Prompt –
An exact copy of every entry is needed, with the images left out.

(Element data from apps and pages)
-.-.-
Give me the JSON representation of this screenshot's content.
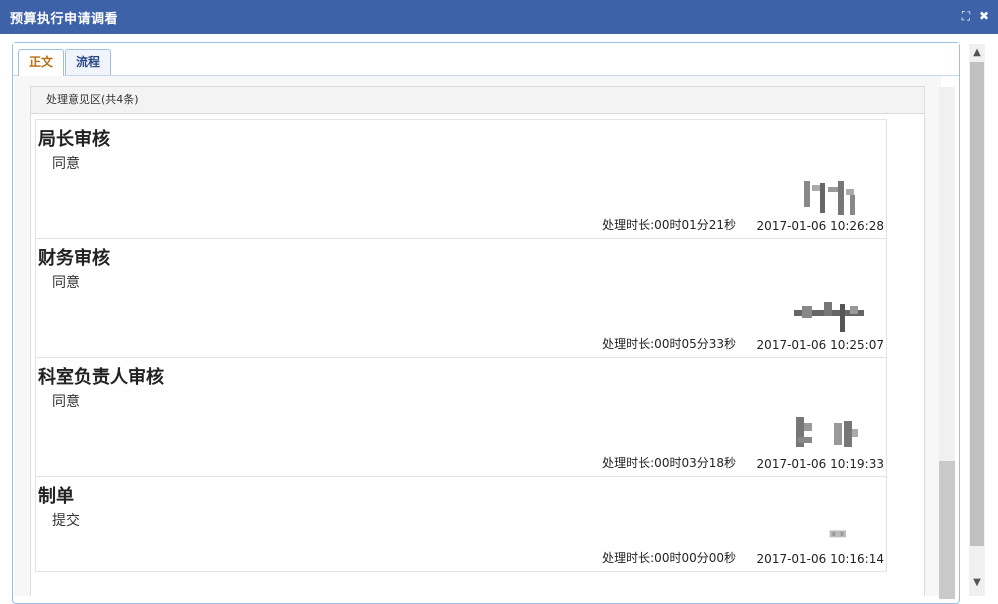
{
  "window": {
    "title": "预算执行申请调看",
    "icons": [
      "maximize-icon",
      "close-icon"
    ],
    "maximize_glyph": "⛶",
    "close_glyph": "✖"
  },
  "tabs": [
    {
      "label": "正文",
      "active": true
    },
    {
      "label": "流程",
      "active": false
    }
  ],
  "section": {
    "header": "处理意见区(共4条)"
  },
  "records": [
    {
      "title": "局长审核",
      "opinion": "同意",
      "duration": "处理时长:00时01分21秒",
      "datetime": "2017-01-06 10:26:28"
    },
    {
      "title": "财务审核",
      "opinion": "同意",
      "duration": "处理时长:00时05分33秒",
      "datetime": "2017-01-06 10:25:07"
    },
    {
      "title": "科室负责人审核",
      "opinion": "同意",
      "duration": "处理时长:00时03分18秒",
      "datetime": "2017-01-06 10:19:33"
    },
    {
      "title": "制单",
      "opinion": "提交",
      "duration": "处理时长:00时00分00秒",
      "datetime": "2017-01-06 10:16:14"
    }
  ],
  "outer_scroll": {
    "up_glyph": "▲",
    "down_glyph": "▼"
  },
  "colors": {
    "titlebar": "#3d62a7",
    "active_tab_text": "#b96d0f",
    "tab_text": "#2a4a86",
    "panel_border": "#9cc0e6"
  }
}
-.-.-
Answer section –
Give me the JSON representation of this screenshot's content.
{
  "window": {
    "title": "预算执行申请调看",
    "icons": [
      "maximize-icon",
      "close-icon"
    ],
    "maximize_glyph": "⛶",
    "close_glyph": "✖"
  },
  "tabs": [
    {
      "label": "正文",
      "active": true
    },
    {
      "label": "流程",
      "active": false
    }
  ],
  "section": {
    "header": "处理意见区(共4条)"
  },
  "records": [
    {
      "title": "局长审核",
      "opinion": "同意",
      "duration": "处理时长:00时01分21秒",
      "datetime": "2017-01-06 10:26:28"
    },
    {
      "title": "财务审核",
      "opinion": "同意",
      "duration": "处理时长:00时05分33秒",
      "datetime": "2017-01-06 10:25:07"
    },
    {
      "title": "科室负责人审核",
      "opinion": "同意",
      "duration": "处理时长:00时03分18秒",
      "datetime": "2017-01-06 10:19:33"
    },
    {
      "title": "制单",
      "opinion": "提交",
      "duration": "处理时长:00时00分00秒",
      "datetime": "2017-01-06 10:16:14"
    }
  ],
  "outer_scroll": {
    "up_glyph": "▲",
    "down_glyph": "▼"
  },
  "colors": {
    "titlebar": "#3d62a7",
    "active_tab_text": "#b96d0f",
    "tab_text": "#2a4a86",
    "panel_border": "#9cc0e6"
  }
}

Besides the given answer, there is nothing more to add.